I just finished Harry G. Frankfurt's bestselling little book, On Bullshit (Princeton, 2005). If I were really cool, I would've read and commented on it a couple of years ago. Then again, I've long since learned that any attempts at coolness on my part always backfire.

For those who don't know, On Bullshit is a serious work of philosophy though it is less than 70 pages long. Frankfurt has since published On Truth, which I have not read. Frankfurt's distinction between bullshit and lying may illuminate Jesus' saying concerning oaths (Matt 5:33-36; cf. James 5:12). Lying, according to Frankfurt, requires a concern with the truth. Lying happens when someone says something that they know to be false in an effort to lead others to believe what is false. In other words, to lie you have to care about the truth. But bullshit happens when people don't care about the truth at all. Bullshit is simply talking for the sake of some purpose unrelated to the words coming from one's mouth.

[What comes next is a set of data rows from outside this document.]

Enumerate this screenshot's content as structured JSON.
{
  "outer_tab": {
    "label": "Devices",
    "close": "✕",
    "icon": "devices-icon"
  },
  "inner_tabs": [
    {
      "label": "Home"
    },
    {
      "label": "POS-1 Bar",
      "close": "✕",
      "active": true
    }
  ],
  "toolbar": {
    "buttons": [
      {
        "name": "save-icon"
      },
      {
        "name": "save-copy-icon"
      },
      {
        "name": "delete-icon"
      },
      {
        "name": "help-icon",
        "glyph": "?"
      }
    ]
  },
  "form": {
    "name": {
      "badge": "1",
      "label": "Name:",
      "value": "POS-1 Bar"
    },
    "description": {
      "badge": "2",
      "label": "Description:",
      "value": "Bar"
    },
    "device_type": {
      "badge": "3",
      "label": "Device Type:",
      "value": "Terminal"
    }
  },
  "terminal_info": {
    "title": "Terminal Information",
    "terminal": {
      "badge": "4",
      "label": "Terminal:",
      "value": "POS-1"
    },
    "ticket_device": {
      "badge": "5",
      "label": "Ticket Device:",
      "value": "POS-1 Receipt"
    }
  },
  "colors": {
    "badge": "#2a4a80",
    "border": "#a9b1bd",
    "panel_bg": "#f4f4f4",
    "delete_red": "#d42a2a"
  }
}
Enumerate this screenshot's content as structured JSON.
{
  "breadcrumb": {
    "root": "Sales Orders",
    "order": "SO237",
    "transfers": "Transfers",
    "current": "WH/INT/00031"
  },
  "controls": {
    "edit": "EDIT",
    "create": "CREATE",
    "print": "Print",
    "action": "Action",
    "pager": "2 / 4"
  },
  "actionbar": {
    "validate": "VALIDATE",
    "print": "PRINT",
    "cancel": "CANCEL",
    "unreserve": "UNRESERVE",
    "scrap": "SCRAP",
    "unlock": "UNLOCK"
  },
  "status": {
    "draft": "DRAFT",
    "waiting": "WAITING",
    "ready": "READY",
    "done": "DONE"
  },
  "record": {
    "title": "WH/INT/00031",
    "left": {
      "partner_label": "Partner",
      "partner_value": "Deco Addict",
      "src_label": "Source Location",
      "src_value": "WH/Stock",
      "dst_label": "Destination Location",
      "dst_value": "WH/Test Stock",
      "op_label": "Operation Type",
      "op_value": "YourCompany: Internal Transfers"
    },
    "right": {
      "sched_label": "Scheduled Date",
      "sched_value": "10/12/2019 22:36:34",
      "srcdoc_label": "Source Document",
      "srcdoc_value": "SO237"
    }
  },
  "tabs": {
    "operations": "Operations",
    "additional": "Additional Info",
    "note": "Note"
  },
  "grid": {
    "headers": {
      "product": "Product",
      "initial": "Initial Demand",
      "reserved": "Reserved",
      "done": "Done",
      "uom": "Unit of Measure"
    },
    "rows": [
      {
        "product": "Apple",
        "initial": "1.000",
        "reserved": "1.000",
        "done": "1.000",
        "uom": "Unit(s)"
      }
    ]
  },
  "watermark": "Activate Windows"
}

Perhaps the most simple case of bullshit occurs when a student says something like, "I bullshitted my way all the way through the exam." What that student means is usually something like this, "I wrote and wrote, hoping to confuse the instructor into thinking I had something of value to say, hoping I got lucky and said something relevant, most of all hoping to cover up my ignorance."

Jesus' sayings concerning oaths strikes somewhere near this point. The saying stands among the famous Antitheses of the Sermon on the Mount: "You have heard it said, but I tell you...." Jesus begins by addressing a commandment concerning fulfilling oaths, then he moves on to prohibit oaths altogether. Just "Let your word be, 'Yes, Yes' or 'No, No'' anything more than this comes from the evil one" (NRSV).

And what is the purpose of an oath? An oath serves not to make a truth claim but to attest to the sincerity of the person speaking the oath. In other words, an oath is a kind of personal guarantee having nothing directly to do with the matter at hand. In short, oaths are a specific form of bullshit.

I grew up in Alabama, where bullshit is an art form. To be honest, I enjoy bullshit a lot. However, Christian groups have occasionally emphasized Jesus' teaching concerning oaths. These promote a sober approach to human interaction, where people say exactly what they mean, no more and no less. Personally, I find that approach to life a little stifling. On the other hand, I see way too much bullshit in the church, from fake enthusiasm in worship leaders, to fake happiness in ordinary people. Folks can spot that kind of bullshit a mile away, and it does great harm to the church. Indeed, I bullshit may be one of the major reasons that most churches are declining. If Christian faith isn't strong enough to engage real life, why bother?

I recommend Frankfurt's On Bullshit.